== TASK ==
Verbatim copy, images omitted: return the full listing.

********************

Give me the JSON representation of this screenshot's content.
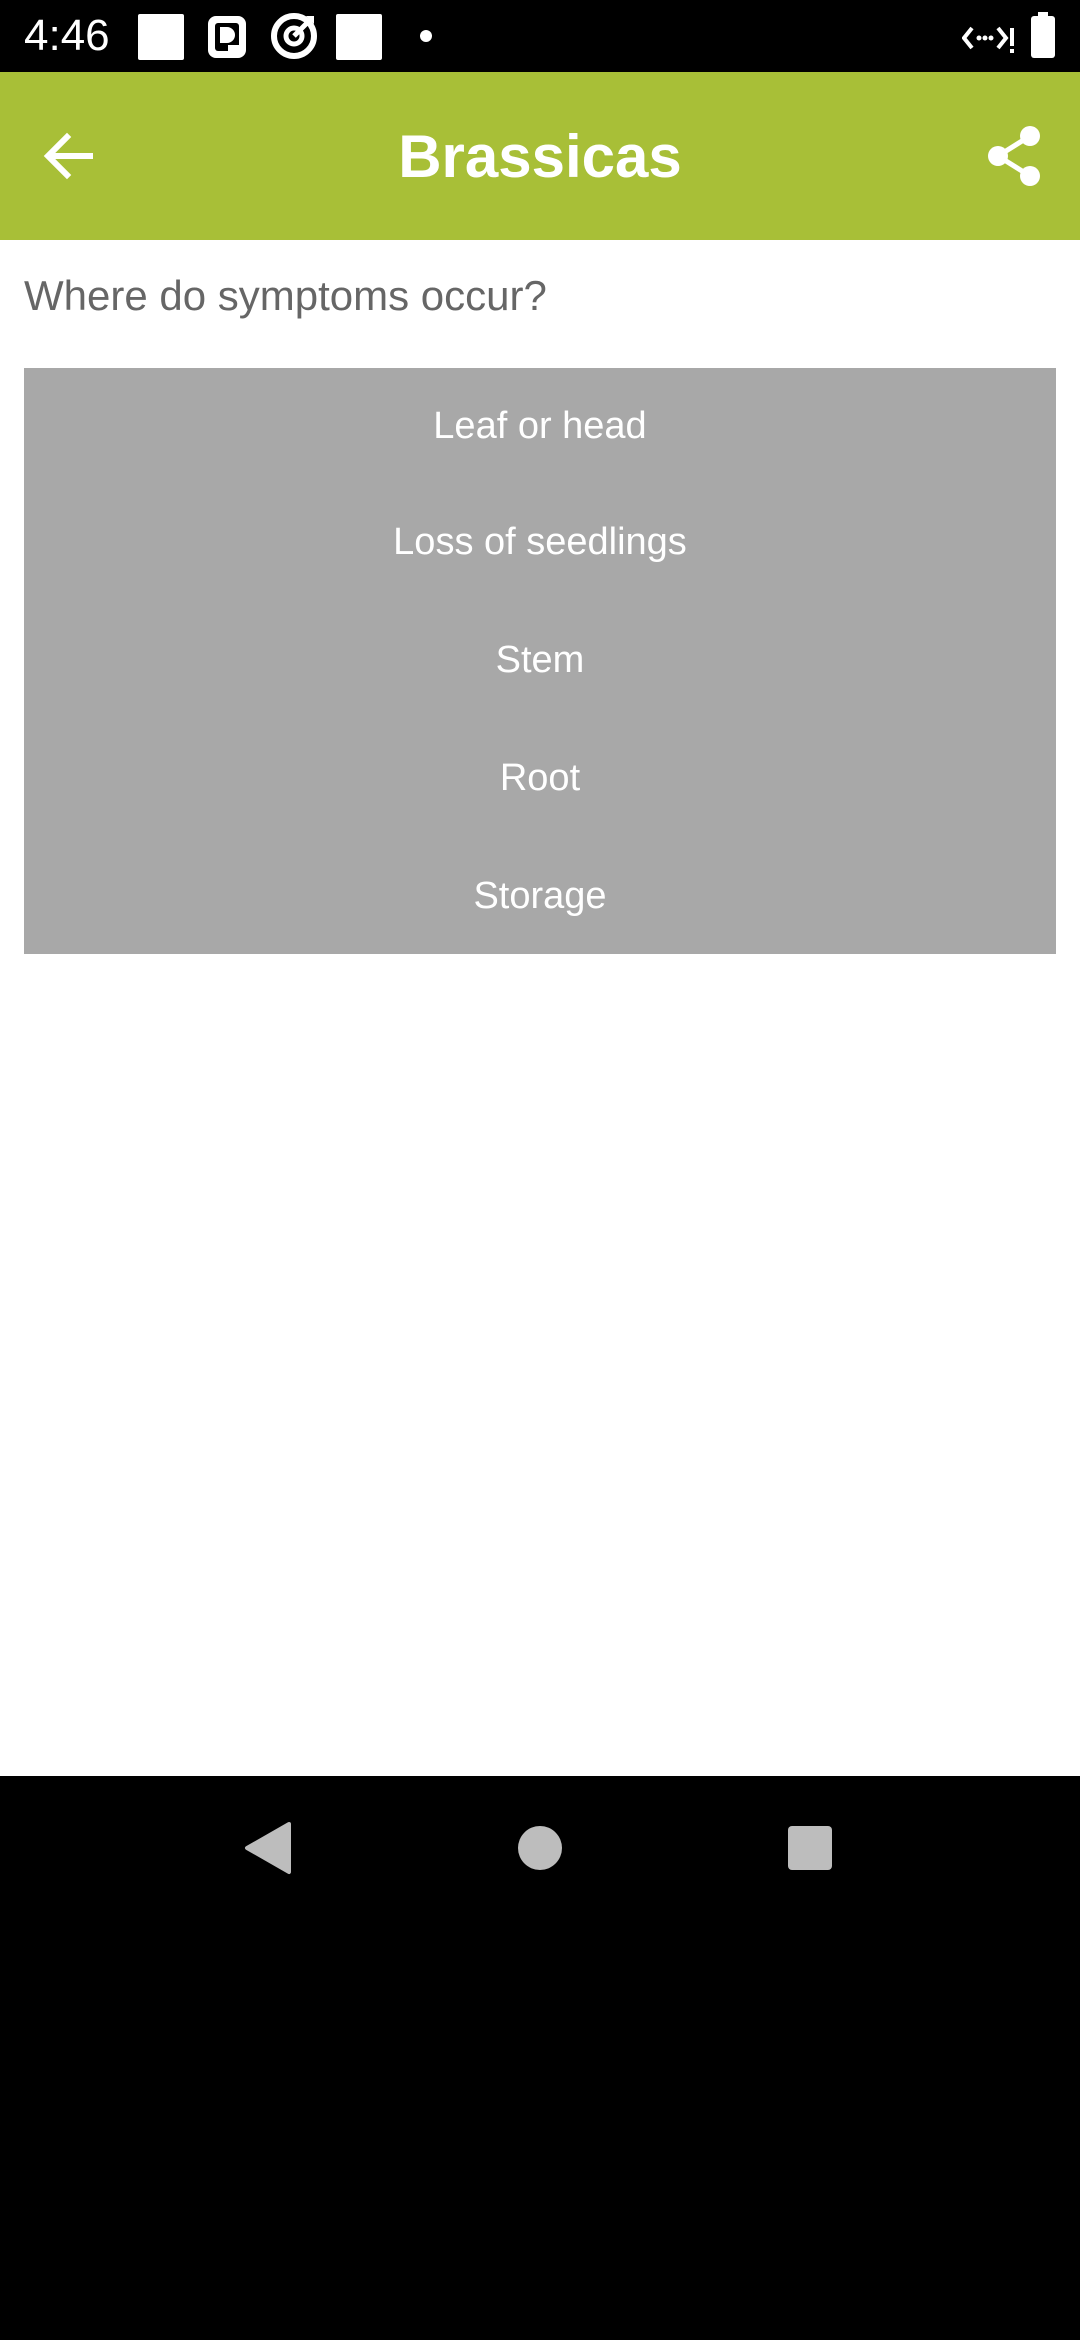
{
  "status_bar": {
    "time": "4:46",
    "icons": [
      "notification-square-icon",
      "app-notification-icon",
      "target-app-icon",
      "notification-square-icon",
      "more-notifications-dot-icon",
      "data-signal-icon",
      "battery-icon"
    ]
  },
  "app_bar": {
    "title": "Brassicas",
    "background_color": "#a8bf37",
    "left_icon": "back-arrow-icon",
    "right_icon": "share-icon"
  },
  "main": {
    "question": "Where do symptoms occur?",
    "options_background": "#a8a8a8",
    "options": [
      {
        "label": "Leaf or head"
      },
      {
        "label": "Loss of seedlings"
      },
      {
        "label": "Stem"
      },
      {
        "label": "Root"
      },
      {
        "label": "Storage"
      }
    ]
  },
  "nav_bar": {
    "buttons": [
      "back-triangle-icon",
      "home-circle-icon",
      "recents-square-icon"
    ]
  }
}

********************

== ANSWER FOR THIS EXERCISE ==
Give me the JSON representation of this screenshot's content.
{
  "status_bar": {
    "time": "4:46",
    "icons": [
      "notification-square-icon",
      "app-notification-icon",
      "target-app-icon",
      "notification-square-icon",
      "more-notifications-dot-icon",
      "data-signal-icon",
      "battery-icon"
    ]
  },
  "app_bar": {
    "title": "Brassicas",
    "background_color": "#a8bf37",
    "left_icon": "back-arrow-icon",
    "right_icon": "share-icon"
  },
  "main": {
    "question": "Where do symptoms occur?",
    "options_background": "#a8a8a8",
    "options": [
      {
        "label": "Leaf or head"
      },
      {
        "label": "Loss of seedlings"
      },
      {
        "label": "Stem"
      },
      {
        "label": "Root"
      },
      {
        "label": "Storage"
      }
    ]
  },
  "nav_bar": {
    "buttons": [
      "back-triangle-icon",
      "home-circle-icon",
      "recents-square-icon"
    ]
  }
}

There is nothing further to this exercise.